### Work to be completed
Keeping every word in place, write out the entries that come next.
--
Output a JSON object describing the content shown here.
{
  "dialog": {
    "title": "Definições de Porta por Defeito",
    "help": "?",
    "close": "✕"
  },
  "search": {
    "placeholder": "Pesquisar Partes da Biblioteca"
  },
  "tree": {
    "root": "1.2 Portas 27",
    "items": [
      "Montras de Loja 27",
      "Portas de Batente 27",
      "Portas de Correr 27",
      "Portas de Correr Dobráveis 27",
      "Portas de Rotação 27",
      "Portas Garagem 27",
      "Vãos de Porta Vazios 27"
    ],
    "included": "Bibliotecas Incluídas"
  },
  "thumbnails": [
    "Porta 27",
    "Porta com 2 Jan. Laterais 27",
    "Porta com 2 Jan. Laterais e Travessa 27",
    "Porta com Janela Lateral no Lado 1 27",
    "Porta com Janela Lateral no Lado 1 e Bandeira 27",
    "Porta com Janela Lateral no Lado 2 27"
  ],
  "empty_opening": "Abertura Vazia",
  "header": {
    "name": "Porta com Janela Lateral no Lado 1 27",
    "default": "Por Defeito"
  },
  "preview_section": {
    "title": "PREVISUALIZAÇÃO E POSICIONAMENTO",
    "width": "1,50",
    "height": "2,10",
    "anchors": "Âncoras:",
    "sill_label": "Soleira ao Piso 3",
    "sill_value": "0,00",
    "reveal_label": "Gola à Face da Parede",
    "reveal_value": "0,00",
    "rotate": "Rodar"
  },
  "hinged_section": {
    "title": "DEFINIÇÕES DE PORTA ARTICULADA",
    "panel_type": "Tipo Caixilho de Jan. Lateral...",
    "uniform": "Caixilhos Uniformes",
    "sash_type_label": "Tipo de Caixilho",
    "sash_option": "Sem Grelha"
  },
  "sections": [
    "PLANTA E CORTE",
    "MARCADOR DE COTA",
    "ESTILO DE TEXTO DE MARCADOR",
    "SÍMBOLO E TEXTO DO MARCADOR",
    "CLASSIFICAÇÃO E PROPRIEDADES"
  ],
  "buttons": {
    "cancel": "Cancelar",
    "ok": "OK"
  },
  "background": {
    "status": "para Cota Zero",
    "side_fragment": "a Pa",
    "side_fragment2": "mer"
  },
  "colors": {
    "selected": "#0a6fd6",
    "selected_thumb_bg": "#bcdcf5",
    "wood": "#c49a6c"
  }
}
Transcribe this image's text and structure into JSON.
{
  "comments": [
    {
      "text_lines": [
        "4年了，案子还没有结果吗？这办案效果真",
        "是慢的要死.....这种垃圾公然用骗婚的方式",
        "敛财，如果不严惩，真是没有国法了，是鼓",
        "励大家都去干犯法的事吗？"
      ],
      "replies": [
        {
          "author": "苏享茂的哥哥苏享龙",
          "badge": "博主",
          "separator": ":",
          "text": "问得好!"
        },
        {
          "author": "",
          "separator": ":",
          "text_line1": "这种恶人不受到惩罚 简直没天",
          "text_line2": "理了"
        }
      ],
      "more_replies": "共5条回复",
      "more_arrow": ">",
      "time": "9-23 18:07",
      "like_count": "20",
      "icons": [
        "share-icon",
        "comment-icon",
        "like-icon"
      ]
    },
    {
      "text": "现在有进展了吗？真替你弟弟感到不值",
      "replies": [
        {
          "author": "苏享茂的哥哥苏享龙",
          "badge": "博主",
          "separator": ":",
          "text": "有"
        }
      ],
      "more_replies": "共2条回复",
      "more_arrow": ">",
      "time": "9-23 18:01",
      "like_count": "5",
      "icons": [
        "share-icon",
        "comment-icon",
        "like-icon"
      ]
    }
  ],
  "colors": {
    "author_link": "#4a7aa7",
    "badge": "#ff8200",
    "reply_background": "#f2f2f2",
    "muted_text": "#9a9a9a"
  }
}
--
### Solution to the exercise
Output a JSON object describing the content shown here.
{
  "dialog": {
    "title": "Definições de Porta por Defeito",
    "help": "?",
    "close": "✕"
  },
  "search": {
    "placeholder": "Pesquisar Partes da Biblioteca"
  },
  "tree": {
    "root": "1.2 Portas 27",
    "items": [
      "Montras de Loja 27",
      "Portas de Batente 27",
      "Portas de Correr 27",
      "Portas de Correr Dobráveis 27",
      "Portas de Rotação 27",
      "Portas Garagem 27",
      "Vãos de Porta Vazios 27"
    ],
    "included": "Bibliotecas Incluídas"
  },
  "thumbnails": [
    "Porta 27",
    "Porta com 2 Jan. Laterais 27",
    "Porta com 2 Jan. Laterais e Travessa 27",
    "Porta com Janela Lateral no Lado 1 27",
    "Porta com Janela Lateral no Lado 1 e Bandeira 27",
    "Porta com Janela Lateral no Lado 2 27"
  ],
  "empty_opening": "Abertura Vazia",
  "header": {
    "name": "Porta com Janela Lateral no Lado 1 27",
    "default": "Por Defeito"
  },
  "preview_section": {
    "title": "PREVISUALIZAÇÃO E POSICIONAMENTO",
    "width": "1,50",
    "height": "2,10",
    "anchors": "Âncoras:",
    "sill_label": "Soleira ao Piso 3",
    "sill_value": "0,00",
    "reveal_label": "Gola à Face da Parede",
    "reveal_value": "0,00",
    "rotate": "Rodar"
  },
  "hinged_section": {
    "title": "DEFINIÇÕES DE PORTA ARTICULADA",
    "panel_type": "Tipo Caixilho de Jan. Lateral...",
    "uniform": "Caixilhos Uniformes",
    "sash_type_label": "Tipo de Caixilho",
    "sash_option": "Sem Grelha"
  },
  "sections": [
    "PLANTA E CORTE",
    "MARCADOR DE COTA",
    "ESTILO DE TEXTO DE MARCADOR",
    "SÍMBOLO E TEXTO DO MARCADOR",
    "CLASSIFICAÇÃO E PROPRIEDADES"
  ],
  "buttons": {
    "cancel": "Cancelar",
    "ok": "OK"
  },
  "background": {
    "status": "para Cota Zero",
    "side_fragment": "a Pa",
    "side_fragment2": "mer"
  },
  "colors": {
    "selected": "#0a6fd6",
    "selected_thumb_bg": "#bcdcf5",
    "wood": "#c49a6c"
  }
}
Transcribe this image's text and structure into JSON.
{
  "comments": [
    {
      "text_lines": [
        "4年了，案子还没有结果吗？这办案效果真",
        "是慢的要死.....这种垃圾公然用骗婚的方式",
        "敛财，如果不严惩，真是没有国法了，是鼓",
        "励大家都去干犯法的事吗？"
      ],
      "replies": [
        {
          "author": "苏享茂的哥哥苏享龙",
          "badge": "博主",
          "separator": ":",
          "text": "问得好!"
        },
        {
          "author": "",
          "separator": ":",
          "text_line1": "这种恶人不受到惩罚 简直没天",
          "text_line2": "理了"
        }
      ],
      "more_replies": "共5条回复",
      "more_arrow": ">",
      "time": "9-23 18:07",
      "like_count": "20",
      "icons": [
        "share-icon",
        "comment-icon",
        "like-icon"
      ]
    },
    {
      "text": "现在有进展了吗？真替你弟弟感到不值",
      "replies": [
        {
          "author": "苏享茂的哥哥苏享龙",
          "badge": "博主",
          "separator": ":",
          "text": "有"
        }
      ],
      "more_replies": "共2条回复",
      "more_arrow": ">",
      "time": "9-23 18:01",
      "like_count": "5",
      "icons": [
        "share-icon",
        "comment-icon",
        "like-icon"
      ]
    }
  ],
  "colors": {
    "author_link": "#4a7aa7",
    "badge": "#ff8200",
    "reply_background": "#f2f2f2",
    "muted_text": "#9a9a9a"
  }
}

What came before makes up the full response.